The United States Department of Defense recently put out a Request for Information (RFI) regarding Executive Order 13920 (Securing the United States Bulk-Power System). While Finite State does not typically publish our RFI submissions, the urgency of this issue and the fact that these answers will be available to the public allow us to do so in this instance.
Among other things, the Executive Order:
“Prohibits any acquisition, importation, transfer, or installation of bulk-power system electric equipment which has a nexus with any foreign adversary and poses an undue risk to national security, the economy, or the safety and security of Americans” — energy.gov
Will prohibiting installation of equipment manufactured by foreign adversaries secure our bulk-power system?

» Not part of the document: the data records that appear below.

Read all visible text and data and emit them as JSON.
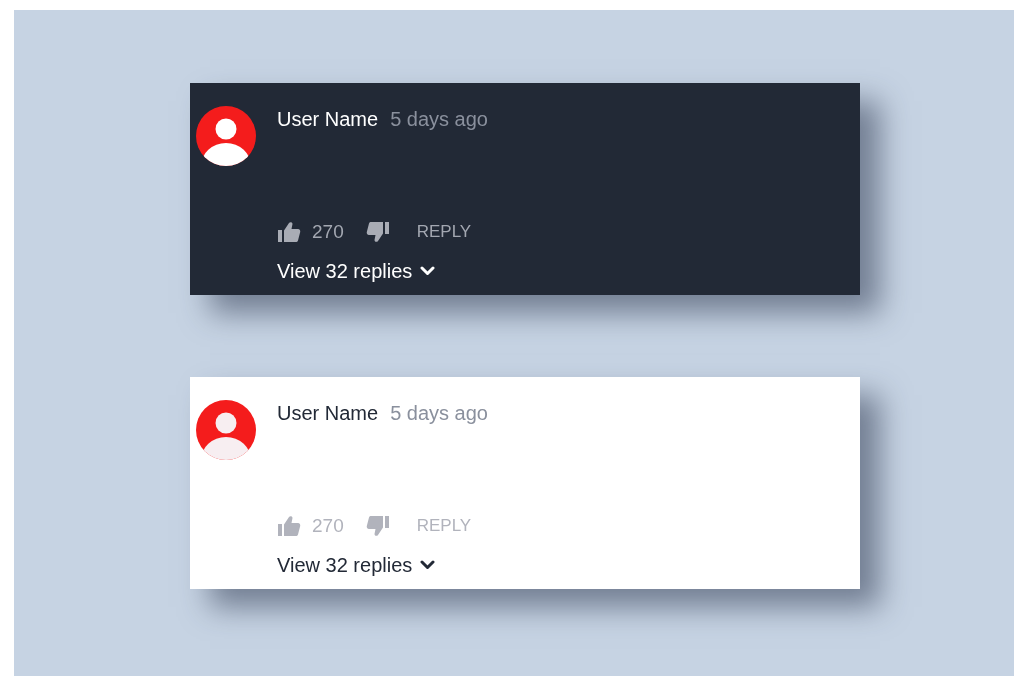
{
  "comments": [
    {
      "kind": "dark",
      "author": "User Name",
      "time": "5 days ago",
      "likes": "270",
      "reply": "REPLY",
      "view_replies": "View 32 replies"
    },
    {
      "kind": "light",
      "author": "User Name",
      "time": "5 days ago",
      "likes": "270",
      "reply": "REPLY",
      "view_replies": "View 32 replies"
    }
  ]
}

It is our belief that simply banning equipment from foreign adversaries will not address or entirely prevent vulnerabilities within our critical infrastructure, and that it is imperative that we recognize the impact of a globalized economy on our supply chains. The reality is, if you look deeply enough every supply chain is at risk of compromise by potential adversaries.

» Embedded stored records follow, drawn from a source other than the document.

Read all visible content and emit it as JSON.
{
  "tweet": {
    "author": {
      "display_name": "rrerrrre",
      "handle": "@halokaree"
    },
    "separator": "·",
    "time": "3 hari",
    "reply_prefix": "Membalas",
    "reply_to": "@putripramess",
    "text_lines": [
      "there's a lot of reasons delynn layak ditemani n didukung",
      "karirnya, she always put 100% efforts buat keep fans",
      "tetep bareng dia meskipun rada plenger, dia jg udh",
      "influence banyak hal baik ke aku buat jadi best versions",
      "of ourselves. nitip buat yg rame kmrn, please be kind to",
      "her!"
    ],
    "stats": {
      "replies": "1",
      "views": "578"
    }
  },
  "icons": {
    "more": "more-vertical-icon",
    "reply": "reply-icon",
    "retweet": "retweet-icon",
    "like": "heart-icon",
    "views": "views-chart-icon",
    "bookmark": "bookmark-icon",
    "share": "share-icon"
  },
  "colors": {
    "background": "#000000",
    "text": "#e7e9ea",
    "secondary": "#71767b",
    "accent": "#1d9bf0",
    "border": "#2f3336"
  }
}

Trying to solve this through vendor self reporting and lightweight 3rd-party risk assessments will never work. We need to move away from this trust-based model and focus on a robust, continuous, risk-based approach where every device, software application, and firmware update in the BPS is being screened for real threats and vulnerabilities.
Country of origin and geopolitical risk are but a few factors in a comprehensive supply chain risk management strategy. Supply chain security is a multi-faceted, strategic, global priority, and it requires a collaborative effort between vendors and asset owners. We’re proud to work with manufacturers and asset owners in the energy sector to ensure their firmware, devices, networks, and supply chains are safe.